Tip: To do this, I’d like you to counter whatever safety behaviors you do. For example, unclench your fists, tell yourself, “something bad could happen right now,” leave any toys or medications (especially benzodiazepenes) at home. Doing this will likely increase your anxiety and block any safety behaviors, which will maximize your learning.
Continuing Your Exposures
Exposure 5: Now we should be ready for something scarier. I’m going to combine some of our previous steps. I want you to get into a car, close your eyes, and imagine something bad happening to you in the car. Go for at least 10 minutes straight and notice what happens to your anxiety.
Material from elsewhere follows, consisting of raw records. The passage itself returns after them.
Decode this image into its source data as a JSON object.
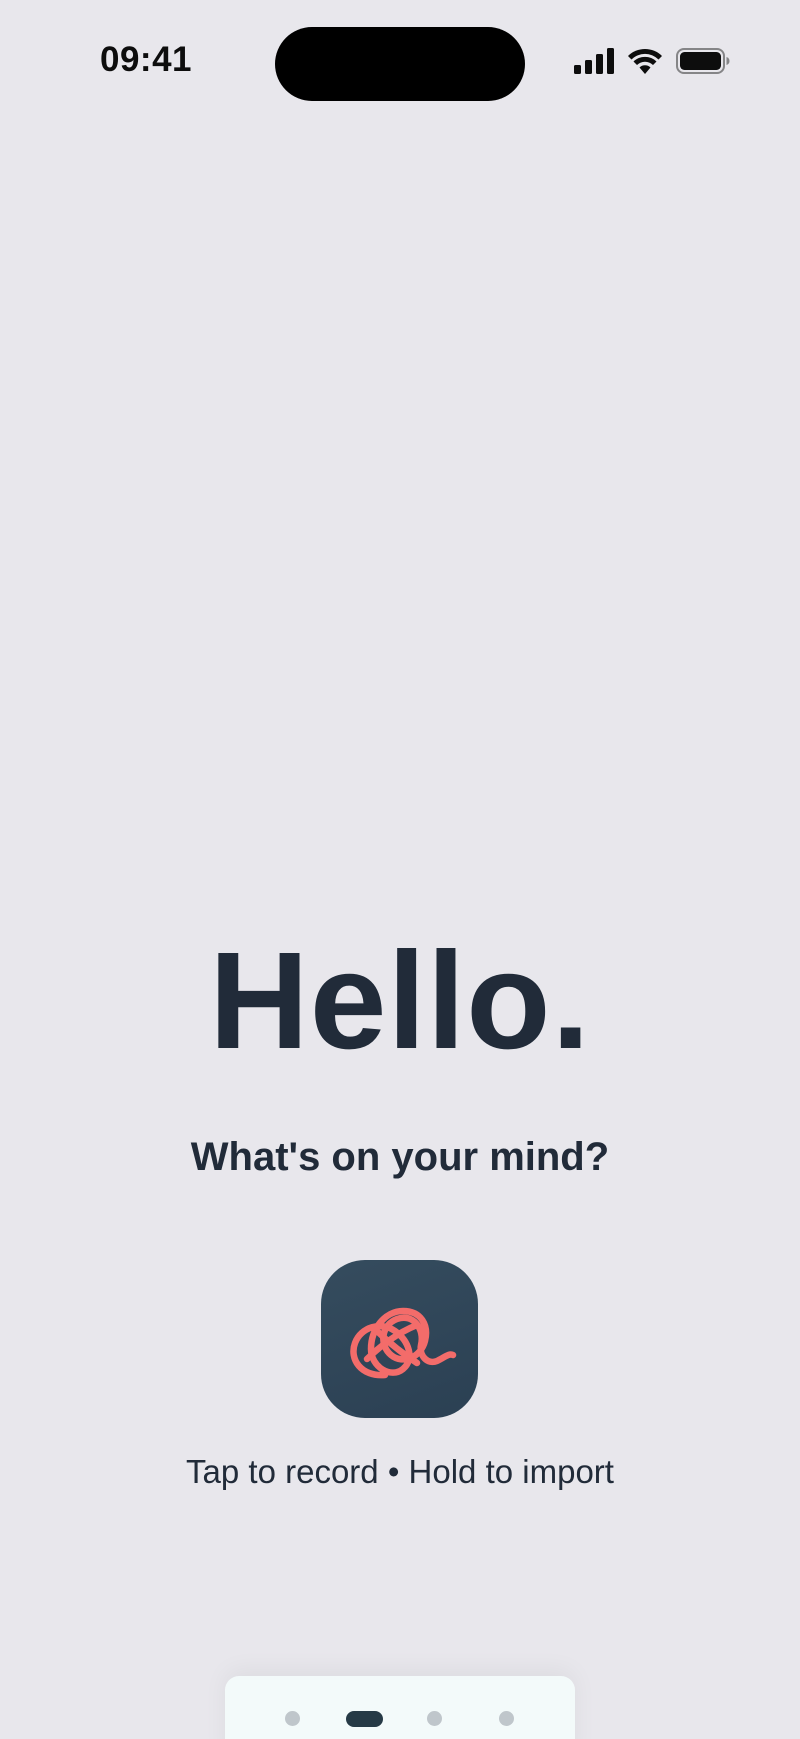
{
  "status_bar": {
    "time": "09:41",
    "icons": [
      "cellular-signal-icon",
      "wifi-icon",
      "battery-icon"
    ]
  },
  "main": {
    "title": "Hello.",
    "subtitle": "What's on your mind?",
    "record_icon": "tangled-thread-logo-icon",
    "hint": "Tap to record • Hold to import"
  },
  "pager": {
    "page_count": 4,
    "active_index": 1
  },
  "colors": {
    "background": "#e8e7ec",
    "text": "#212b39",
    "button": "#2f4557",
    "accent": "#f36c6a",
    "pager_bg": "#f3fafa",
    "dot_inactive": "#bfc6cb",
    "dot_active": "#263a46"
  }
}
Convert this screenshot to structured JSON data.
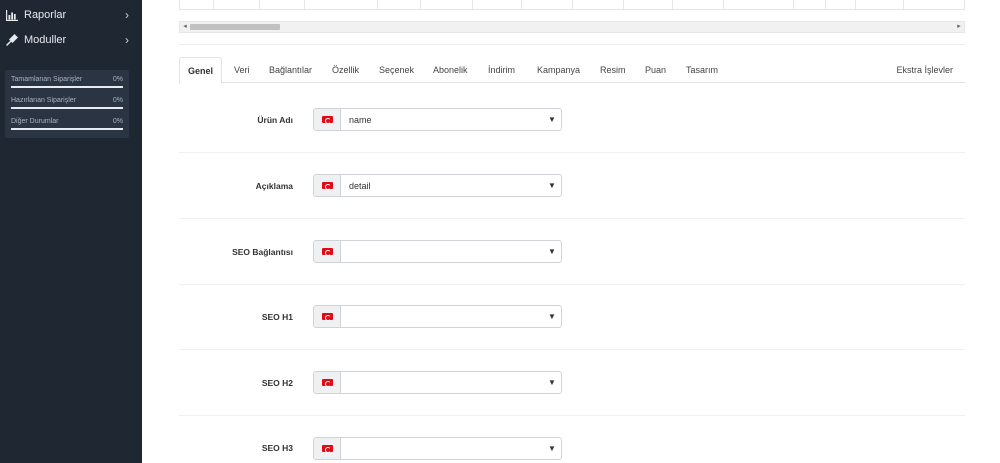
{
  "sidebar": {
    "menu": [
      {
        "label": "Raporlar",
        "icon": "bar-chart-icon"
      },
      {
        "label": "Moduller",
        "icon": "plug-icon"
      }
    ],
    "stats": [
      {
        "label": "Tamamlanan Siparişler",
        "value": "0%",
        "progress": 0
      },
      {
        "label": "Hazırlanan Siparişler",
        "value": "0%",
        "progress": 0
      },
      {
        "label": "Diğer Durumlar",
        "value": "0%",
        "progress": 0
      }
    ]
  },
  "tabs": {
    "items": [
      "Genel",
      "Veri",
      "Bağlantılar",
      "Özellik",
      "Seçenek",
      "Abonelik",
      "İndirim",
      "Kampanya",
      "Resim",
      "Puan",
      "Tasarım"
    ],
    "active": "Genel",
    "extra": "Ekstra İşlevler"
  },
  "form": {
    "rows": [
      {
        "label": "Ürün Adı",
        "value": "name"
      },
      {
        "label": "Açıklama",
        "value": "detail"
      },
      {
        "label": "SEO Bağlantısı",
        "value": ""
      },
      {
        "label": "SEO H1",
        "value": ""
      },
      {
        "label": "SEO H2",
        "value": ""
      },
      {
        "label": "SEO H3",
        "value": ""
      }
    ],
    "language_flag": "tr-flag-icon",
    "flag_color": "#e30a17"
  },
  "colors": {
    "sidebar_bg": "#1f2733",
    "stats_bg": "#2a3442",
    "accent": "#4aa3df"
  }
}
Remind yourself that at any point a car could hit you. Or the driver could crash. Every bump you feel could be an indication that the car will crash. You’ll just have to tolerate it and sit with the uncertainty that something bad could happen. While you do this, it is critical you keep telling yourself that something bad could happen and to keep your eyes closed. Again, this helps block any safety behavior. Do this exposure at least 5 times, or until your anxiety decreases. And it will decrease the more you repeat it!
There are many variations of this type of exposure. You can do exactly the same steps on a flight simulator. You can do it on the bus or a gondola. You can do it on something like “wings over Washington”. You can go on a rollercoaster or a ferris wheel. The point is, you’re doing something that has some risk, where a bad event could happen, and you’re actually thinking about that bad event happening. If you’re feeling ready for it, you can even will something bad to happen.
Tip: The rule is that you have to keep doing these exposures over and over until your anxiety decreases and you learn that the bad thing doesn’t happen. You need to learn that your thoughts probably don’t affect the outcome (notice I say probably – this stops the thought being reassurance). You can tolerate those thoughts without pushing them away, even though you know it’s possible that something bad could happen.
Part II Summary
Now you’ve mastered several important steps. You’ve learnt to talk and think about the idea that planes crash. You’ve also sat through an approximation of turbulence sensations in a car. And lastly, you’ve actually put yourself in a situation where something bad could happen without engaging in any safety behaviors! That’s some good progress. Although we all know that most of the time planes don’t crash, you don’t know when you get on a plane that something bad won’t happen. And that’s the trick. There’s no way to know, you just have to risk it. You have to learn to live with the uncertainty that bad things do and can happen, without that fear getting in the way of things you want to do.
In the next article we’re going to complete actual flying exposures!